Politics aside, the struggle between Israelis and Palestinians rivals the Old Testament and Greek tragedy in its narrative and dramatic potential. Especially when it comes to the covert operations of such Israeli agencies as Mossad and Shin Bet.
Viewers here had known little about the latter organization until such recent Israeli fictional features as Ziad Doueiri’s “The Attack” (2012) and Yuval Adler’s “Bethlehem” (2013) dramatized its activities. Dror Moreh’s 2012 documentary “The Gatekeepers” also revealed the group’s sometimes morally questionable but crucial security operations. This new documentary by Nadav Schirman delves deeper into one such operation, focusing on two men and the conflict between conscience and duty. It takes a personal rather than a political perspective, exploring the ambiguities of truth and individual identity rather than the complexities of an ongoing historical calamity. And though the human drama is hypnotically gripping, it comes at the expense of the bigger picture.
Mosab Hassan Yousef had every reason to hate Israelis. His father, Sheikh Hassan Yousef, helped found the Hamas movement, and consequently endured frequent imprisonment and harassment by the Israelis. This radicalized Yousef, and as a teenager in 1996 he bought guns to go on a killing spree. Shin Bet, which had been monitoring him, nabbed him immediately.

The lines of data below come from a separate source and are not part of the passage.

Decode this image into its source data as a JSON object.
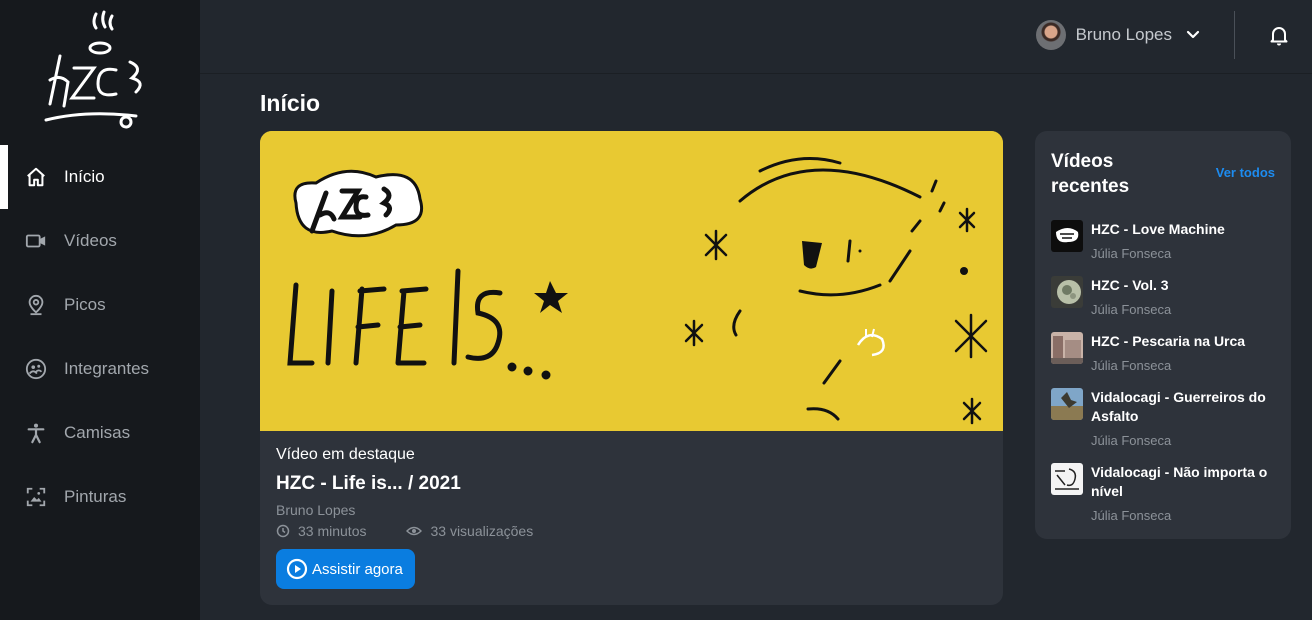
{
  "sidebar": {
    "items": [
      {
        "label": "Início",
        "icon": "home-icon",
        "active": true
      },
      {
        "label": "Vídeos",
        "icon": "video-camera-icon"
      },
      {
        "label": "Picos",
        "icon": "map-pin-icon"
      },
      {
        "label": "Integrantes",
        "icon": "group-icon"
      },
      {
        "label": "Camisas",
        "icon": "person-icon"
      },
      {
        "label": "Pinturas",
        "icon": "image-icon"
      }
    ]
  },
  "header": {
    "user_name": "Bruno Lopes"
  },
  "page": {
    "title": "Início"
  },
  "featured": {
    "label": "Vídeo em destaque",
    "title": "HZC - Life is... / 2021",
    "author": "Bruno Lopes",
    "duration": "33 minutos",
    "views": "33 visualizações",
    "button_label": "Assistir agora"
  },
  "recent": {
    "title": "Vídeos recentes",
    "see_all": "Ver todos",
    "items": [
      {
        "title": "HZC - Love Machine",
        "author": "Júlia Fonseca"
      },
      {
        "title": "HZC - Vol. 3",
        "author": "Júlia Fonseca"
      },
      {
        "title": "HZC - Pescaria na Urca",
        "author": "Júlia Fonseca"
      },
      {
        "title": "Vidalocagi - Guerreiros do Asfalto",
        "author": "Júlia Fonseca"
      },
      {
        "title": "Vidalocagi - Não importa o nível",
        "author": "Júlia Fonseca"
      }
    ]
  },
  "colors": {
    "sidebar_bg": "#16191d",
    "page_bg": "#22272e",
    "card_bg": "#2e333b",
    "banner_yellow": "#e8c932",
    "accent_blue": "#0a7de0",
    "link_blue": "#1d8cf0"
  }
}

Patriotically motivated, Gonen Ben Yitzhak joined Shin Bet even though his father warned him that it was a “dark organization.” When Yousef was imprisoned, Yitzhak saw him as a prime candidate to turn into a double agent, even though he knew by doing so he would be ruining the youth’s life. By 1997 he had manipulated Yousef, now codenamed “the Green Prince,” into Shin Bet’s most effective mole within Hamas, responsible for preventing countless assassinations and suicide bombings, and also for the arrest of many in its hierarchy, including his own father.
How did such a transformation happen? In his search for an answer Schirman employs techniques familiar from the films of Errol Morris, combining intense, separate interviews of Yousef and Yitzhak describing the story from their points of view, intercut with recreations of events and actual, eerie Shin Bet surveillance videos, showing the activities from the silent, aerial, omniscient eyes of drones and hidden cameras (Schirman, unfortunately, does not distinguish between the real and the simulated).
In these interviews Yousef explains that after witnessing in prison how the incarcerated Hamas leadership tortured members it suspected of betrayal he began to turn against the organization. Schirman further hints at oedipal resentment, with Yitzhak taking on the paternal role in a Shin Bet version of psychoanalytic transference. These explanations don’t quite add up, as they lack context and exist in a political and historical vacuum.
On the other hand, the note of simple human decency on which the film ends, with Yitzhak stepping in to save his friend when both sides have abandoned him and left him to his fate, suggests that all politics are essentially personal. Until each side recognizes the common humanity of the other, peace will never come.
Peter Keough can be reached at firstname.lastname@example.org.